— What to do —
Using the material below, work out how many lines contain "Output". Only the number is wanted.

━━━━

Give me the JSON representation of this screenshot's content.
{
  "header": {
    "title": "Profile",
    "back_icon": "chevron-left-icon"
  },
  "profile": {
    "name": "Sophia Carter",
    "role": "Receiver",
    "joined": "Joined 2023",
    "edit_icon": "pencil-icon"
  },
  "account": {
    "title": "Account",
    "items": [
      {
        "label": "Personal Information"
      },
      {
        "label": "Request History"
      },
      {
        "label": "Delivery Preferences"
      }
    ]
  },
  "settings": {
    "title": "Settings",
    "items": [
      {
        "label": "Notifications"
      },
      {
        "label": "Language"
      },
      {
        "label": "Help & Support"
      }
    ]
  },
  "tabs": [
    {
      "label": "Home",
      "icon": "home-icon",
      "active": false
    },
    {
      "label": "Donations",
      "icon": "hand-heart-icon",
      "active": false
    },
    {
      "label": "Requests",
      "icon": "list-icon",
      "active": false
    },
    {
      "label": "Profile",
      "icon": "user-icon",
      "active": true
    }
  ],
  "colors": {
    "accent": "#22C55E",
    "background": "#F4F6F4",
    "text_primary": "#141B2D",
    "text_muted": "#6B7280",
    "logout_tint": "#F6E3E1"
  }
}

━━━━

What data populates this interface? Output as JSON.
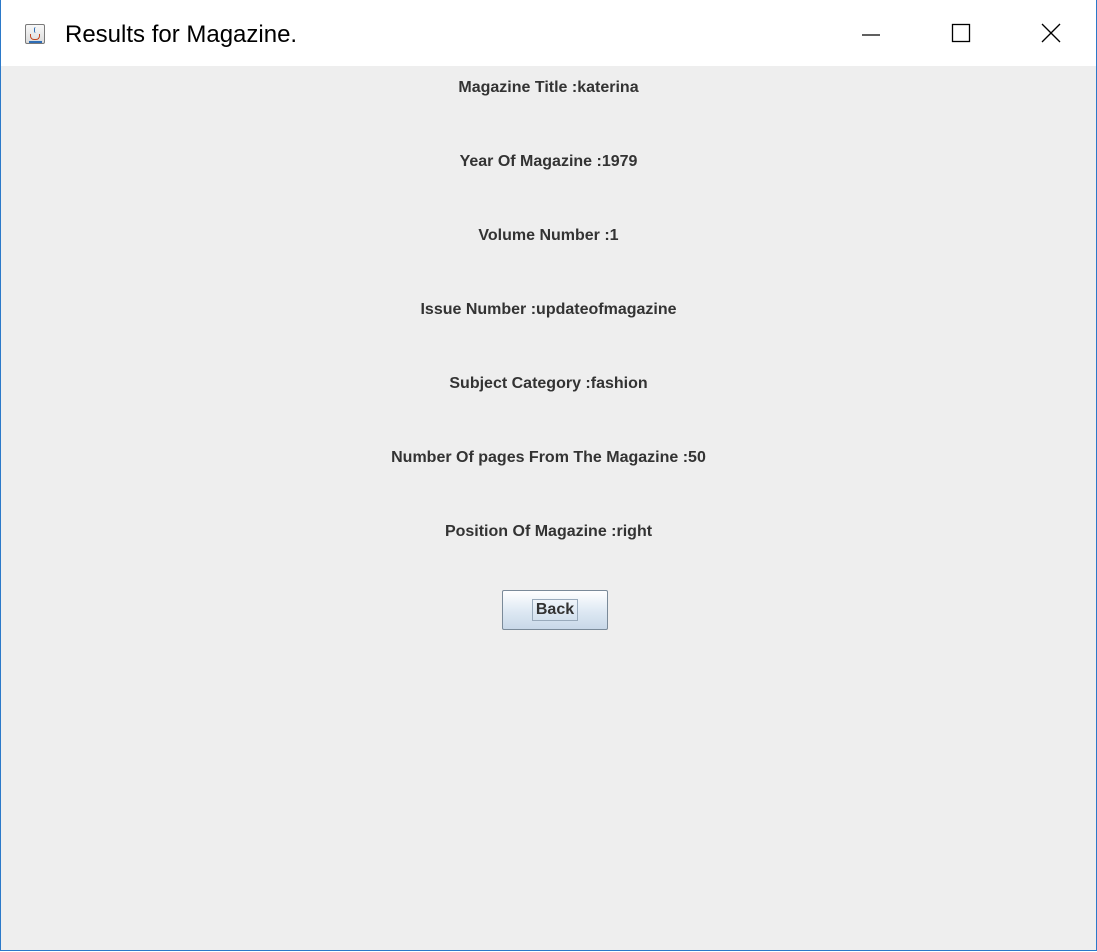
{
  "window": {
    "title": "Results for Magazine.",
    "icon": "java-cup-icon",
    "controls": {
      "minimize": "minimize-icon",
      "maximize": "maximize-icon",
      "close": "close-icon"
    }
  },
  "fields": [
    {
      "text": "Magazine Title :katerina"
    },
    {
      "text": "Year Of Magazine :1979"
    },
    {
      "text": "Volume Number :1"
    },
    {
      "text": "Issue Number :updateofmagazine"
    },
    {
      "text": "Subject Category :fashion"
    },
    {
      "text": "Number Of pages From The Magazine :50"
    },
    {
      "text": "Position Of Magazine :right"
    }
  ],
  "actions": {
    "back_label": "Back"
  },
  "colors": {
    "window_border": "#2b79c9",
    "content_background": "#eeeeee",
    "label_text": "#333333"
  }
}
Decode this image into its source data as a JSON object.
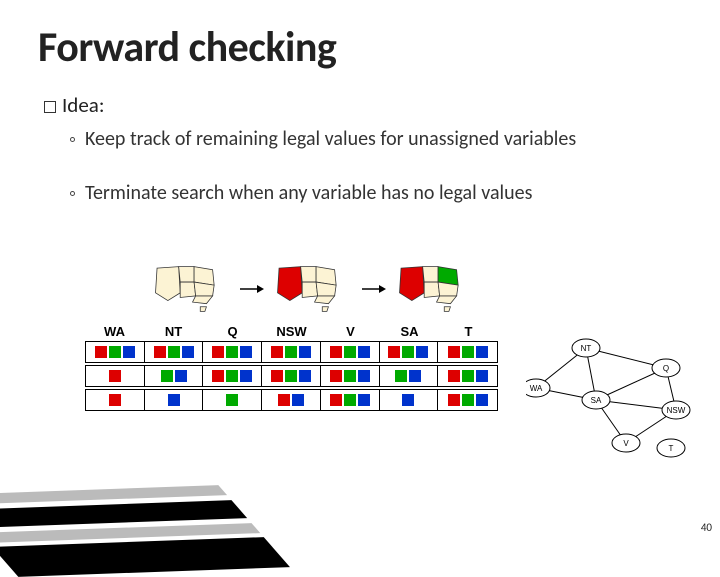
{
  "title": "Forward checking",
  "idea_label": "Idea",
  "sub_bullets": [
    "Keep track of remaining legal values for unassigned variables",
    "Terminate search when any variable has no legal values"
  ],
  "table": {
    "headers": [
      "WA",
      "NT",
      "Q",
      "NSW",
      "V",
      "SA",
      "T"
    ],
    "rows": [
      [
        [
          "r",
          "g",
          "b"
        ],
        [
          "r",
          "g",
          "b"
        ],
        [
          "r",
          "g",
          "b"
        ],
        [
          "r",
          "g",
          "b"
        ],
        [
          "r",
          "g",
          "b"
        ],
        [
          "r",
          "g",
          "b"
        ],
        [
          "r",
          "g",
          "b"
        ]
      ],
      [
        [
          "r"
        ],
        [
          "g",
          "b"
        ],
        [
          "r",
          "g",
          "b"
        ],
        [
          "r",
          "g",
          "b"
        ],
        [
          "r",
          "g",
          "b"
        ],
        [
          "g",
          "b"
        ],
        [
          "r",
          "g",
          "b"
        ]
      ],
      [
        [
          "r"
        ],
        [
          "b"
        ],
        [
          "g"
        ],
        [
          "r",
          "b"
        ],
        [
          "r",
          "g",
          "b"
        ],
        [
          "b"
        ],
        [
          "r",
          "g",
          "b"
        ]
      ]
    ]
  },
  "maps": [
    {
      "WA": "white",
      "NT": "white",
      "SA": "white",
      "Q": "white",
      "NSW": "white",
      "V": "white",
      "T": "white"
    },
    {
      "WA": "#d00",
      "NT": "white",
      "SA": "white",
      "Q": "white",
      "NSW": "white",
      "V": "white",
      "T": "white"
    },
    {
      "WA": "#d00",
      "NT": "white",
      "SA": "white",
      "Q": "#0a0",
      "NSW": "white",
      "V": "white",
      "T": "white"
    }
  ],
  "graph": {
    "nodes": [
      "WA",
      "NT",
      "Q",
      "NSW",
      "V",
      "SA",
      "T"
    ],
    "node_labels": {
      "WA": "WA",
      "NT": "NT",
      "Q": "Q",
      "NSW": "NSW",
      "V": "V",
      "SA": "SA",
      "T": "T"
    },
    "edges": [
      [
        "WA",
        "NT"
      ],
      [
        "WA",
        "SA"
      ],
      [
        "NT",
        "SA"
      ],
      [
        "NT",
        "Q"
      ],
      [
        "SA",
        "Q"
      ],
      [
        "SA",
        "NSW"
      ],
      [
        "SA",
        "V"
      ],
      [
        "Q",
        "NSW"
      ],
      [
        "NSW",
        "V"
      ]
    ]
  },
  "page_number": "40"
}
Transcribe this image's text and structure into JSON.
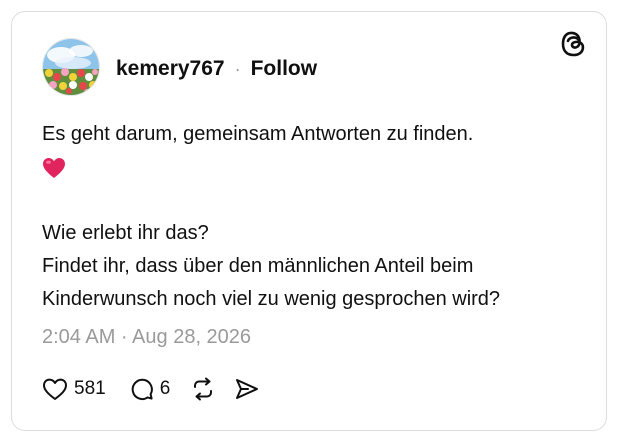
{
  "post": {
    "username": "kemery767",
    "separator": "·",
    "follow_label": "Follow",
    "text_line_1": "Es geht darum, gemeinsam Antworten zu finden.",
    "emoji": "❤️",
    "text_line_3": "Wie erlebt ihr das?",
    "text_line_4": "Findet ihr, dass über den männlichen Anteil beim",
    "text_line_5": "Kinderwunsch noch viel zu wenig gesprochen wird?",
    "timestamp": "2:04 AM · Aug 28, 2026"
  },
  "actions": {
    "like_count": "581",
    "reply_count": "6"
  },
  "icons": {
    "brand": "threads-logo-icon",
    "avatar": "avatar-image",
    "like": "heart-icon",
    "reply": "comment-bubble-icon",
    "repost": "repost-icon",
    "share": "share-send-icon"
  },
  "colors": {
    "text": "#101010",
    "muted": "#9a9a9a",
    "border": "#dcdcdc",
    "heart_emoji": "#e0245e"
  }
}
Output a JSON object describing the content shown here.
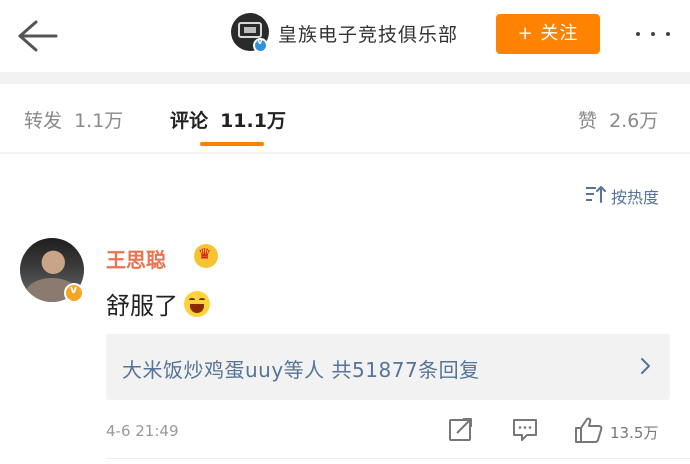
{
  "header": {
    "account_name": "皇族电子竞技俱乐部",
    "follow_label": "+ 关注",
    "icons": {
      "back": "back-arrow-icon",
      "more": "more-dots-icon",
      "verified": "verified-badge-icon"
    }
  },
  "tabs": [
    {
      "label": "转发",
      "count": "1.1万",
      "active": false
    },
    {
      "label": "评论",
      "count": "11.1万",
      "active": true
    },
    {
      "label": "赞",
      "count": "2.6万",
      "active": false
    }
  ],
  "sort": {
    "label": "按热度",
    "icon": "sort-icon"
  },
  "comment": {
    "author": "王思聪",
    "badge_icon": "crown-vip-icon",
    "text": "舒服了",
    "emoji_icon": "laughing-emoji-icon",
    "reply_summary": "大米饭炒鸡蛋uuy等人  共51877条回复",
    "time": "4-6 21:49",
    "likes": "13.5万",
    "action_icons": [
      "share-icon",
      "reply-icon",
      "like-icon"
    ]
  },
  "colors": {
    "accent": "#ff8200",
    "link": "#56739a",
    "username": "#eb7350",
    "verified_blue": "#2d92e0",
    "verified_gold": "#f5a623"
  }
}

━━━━

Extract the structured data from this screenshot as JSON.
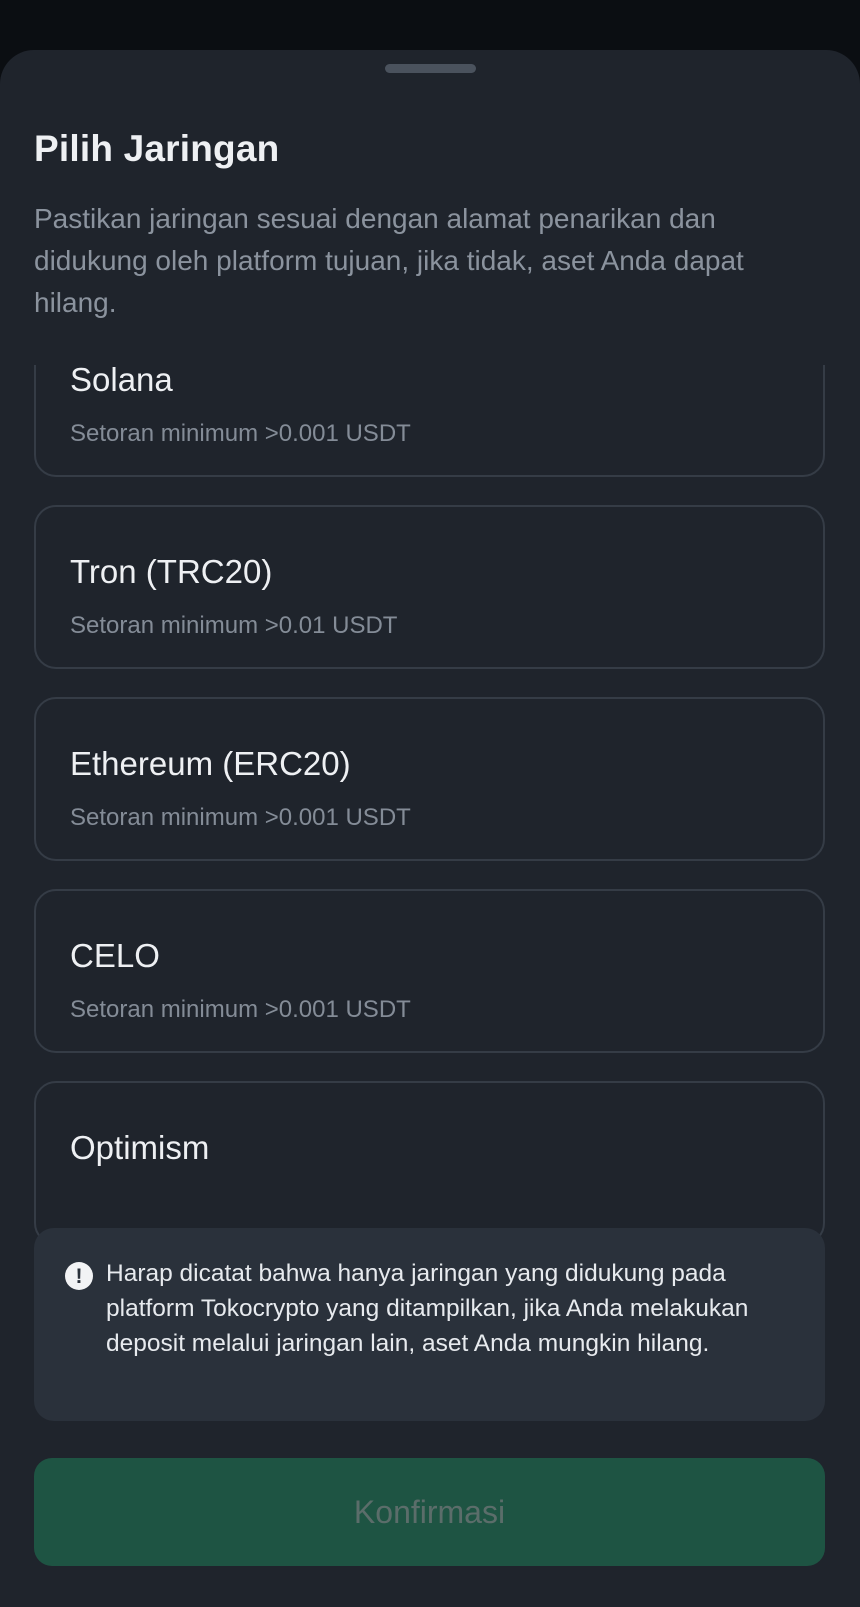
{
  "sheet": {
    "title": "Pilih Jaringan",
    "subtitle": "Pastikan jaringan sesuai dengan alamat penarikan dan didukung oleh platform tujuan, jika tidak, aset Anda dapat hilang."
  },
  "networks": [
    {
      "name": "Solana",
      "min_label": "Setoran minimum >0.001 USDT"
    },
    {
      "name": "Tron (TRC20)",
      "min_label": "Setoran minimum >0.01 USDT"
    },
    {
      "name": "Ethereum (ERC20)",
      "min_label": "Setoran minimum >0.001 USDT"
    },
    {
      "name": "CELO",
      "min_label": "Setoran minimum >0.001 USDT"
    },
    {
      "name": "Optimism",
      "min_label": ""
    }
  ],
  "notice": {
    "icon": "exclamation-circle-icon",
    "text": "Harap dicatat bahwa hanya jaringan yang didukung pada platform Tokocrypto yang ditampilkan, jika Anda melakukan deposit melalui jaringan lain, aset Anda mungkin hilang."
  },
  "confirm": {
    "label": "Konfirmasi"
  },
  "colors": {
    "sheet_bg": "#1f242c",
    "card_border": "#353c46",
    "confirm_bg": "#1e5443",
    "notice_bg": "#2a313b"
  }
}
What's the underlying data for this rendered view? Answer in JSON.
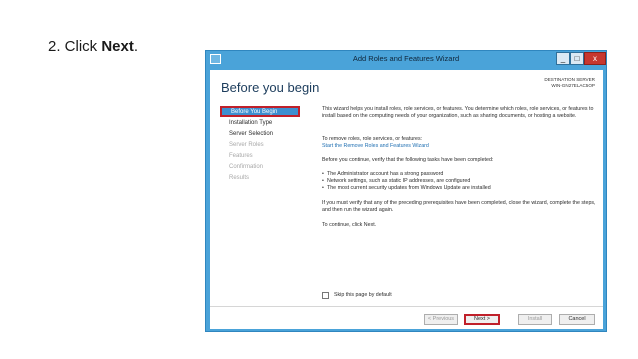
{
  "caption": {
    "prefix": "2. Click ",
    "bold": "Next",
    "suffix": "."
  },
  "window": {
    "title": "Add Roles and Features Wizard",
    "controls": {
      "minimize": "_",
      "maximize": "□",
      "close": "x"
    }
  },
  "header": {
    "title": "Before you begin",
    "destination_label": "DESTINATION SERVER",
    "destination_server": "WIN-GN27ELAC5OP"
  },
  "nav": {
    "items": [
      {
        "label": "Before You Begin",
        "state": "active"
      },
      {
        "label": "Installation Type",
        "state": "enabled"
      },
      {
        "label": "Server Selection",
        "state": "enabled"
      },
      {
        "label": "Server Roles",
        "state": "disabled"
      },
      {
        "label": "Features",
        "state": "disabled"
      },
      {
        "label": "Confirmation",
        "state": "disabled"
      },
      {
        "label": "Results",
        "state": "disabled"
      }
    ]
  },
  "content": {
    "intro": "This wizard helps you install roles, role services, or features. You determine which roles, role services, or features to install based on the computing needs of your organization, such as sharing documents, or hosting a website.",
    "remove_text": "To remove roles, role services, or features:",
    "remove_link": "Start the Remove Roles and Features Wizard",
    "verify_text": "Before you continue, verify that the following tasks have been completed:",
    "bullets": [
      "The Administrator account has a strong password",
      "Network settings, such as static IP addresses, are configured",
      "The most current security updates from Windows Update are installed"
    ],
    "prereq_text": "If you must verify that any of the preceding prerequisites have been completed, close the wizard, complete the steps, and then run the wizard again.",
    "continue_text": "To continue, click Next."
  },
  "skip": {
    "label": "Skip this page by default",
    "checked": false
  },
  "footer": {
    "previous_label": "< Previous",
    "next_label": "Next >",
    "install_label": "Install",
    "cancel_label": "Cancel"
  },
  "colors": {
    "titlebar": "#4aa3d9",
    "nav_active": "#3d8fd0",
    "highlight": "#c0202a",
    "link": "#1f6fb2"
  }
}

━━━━

— Answer section —
2